--- PROVIDED ENTRIES Enclosed Below ---
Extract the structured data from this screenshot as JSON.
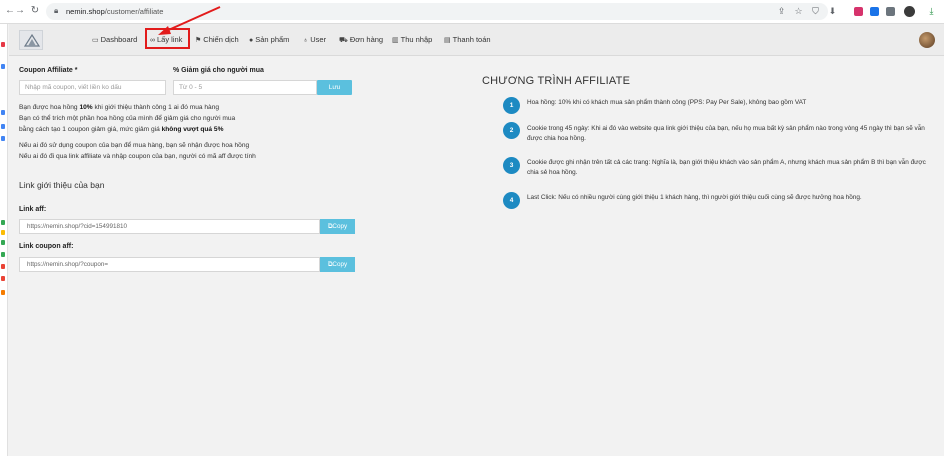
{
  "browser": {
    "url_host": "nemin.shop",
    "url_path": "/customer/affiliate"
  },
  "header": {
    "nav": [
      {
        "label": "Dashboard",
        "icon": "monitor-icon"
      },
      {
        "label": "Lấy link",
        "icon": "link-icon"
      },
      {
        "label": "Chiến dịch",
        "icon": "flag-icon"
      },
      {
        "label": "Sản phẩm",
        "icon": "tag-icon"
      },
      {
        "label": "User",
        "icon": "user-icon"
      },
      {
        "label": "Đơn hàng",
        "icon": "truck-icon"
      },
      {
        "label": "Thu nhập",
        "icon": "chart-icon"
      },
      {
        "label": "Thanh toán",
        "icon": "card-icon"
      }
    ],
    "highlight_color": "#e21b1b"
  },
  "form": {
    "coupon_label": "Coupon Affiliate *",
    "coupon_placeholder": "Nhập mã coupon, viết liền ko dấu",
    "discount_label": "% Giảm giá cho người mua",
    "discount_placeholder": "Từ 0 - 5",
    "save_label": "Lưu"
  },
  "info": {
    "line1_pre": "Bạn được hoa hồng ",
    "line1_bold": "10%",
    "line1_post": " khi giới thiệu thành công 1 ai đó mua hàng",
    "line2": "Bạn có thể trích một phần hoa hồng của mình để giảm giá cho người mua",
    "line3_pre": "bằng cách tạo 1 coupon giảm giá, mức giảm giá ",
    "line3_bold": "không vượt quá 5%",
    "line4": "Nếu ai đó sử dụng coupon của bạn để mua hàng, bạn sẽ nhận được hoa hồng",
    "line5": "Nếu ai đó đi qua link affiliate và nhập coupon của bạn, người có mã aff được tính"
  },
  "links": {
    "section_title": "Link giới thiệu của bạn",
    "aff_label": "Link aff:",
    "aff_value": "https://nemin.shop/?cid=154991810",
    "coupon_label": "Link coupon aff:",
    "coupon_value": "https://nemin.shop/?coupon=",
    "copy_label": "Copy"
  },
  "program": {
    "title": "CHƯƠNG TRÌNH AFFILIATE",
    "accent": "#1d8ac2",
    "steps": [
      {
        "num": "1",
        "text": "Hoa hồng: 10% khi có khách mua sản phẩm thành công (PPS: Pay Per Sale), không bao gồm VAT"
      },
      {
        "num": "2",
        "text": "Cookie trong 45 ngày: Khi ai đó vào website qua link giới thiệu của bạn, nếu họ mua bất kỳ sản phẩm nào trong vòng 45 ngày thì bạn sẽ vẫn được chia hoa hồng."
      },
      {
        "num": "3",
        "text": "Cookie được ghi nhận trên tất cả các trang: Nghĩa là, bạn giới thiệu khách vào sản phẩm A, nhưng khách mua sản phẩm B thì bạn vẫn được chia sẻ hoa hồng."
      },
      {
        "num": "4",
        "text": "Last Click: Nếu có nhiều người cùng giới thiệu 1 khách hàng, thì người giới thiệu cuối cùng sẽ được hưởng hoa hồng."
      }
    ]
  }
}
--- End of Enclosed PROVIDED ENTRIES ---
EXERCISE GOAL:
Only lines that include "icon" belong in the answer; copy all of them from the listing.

OUTPUT FOR THIS TASK:
        "icon": "monitor-icon"
        "icon": "link-icon"
        "icon": "flag-icon"
        "icon": "tag-icon"
        "icon": "user-icon"
        "icon": "truck-icon"
        "icon": "chart-icon"
        "icon": "card-icon"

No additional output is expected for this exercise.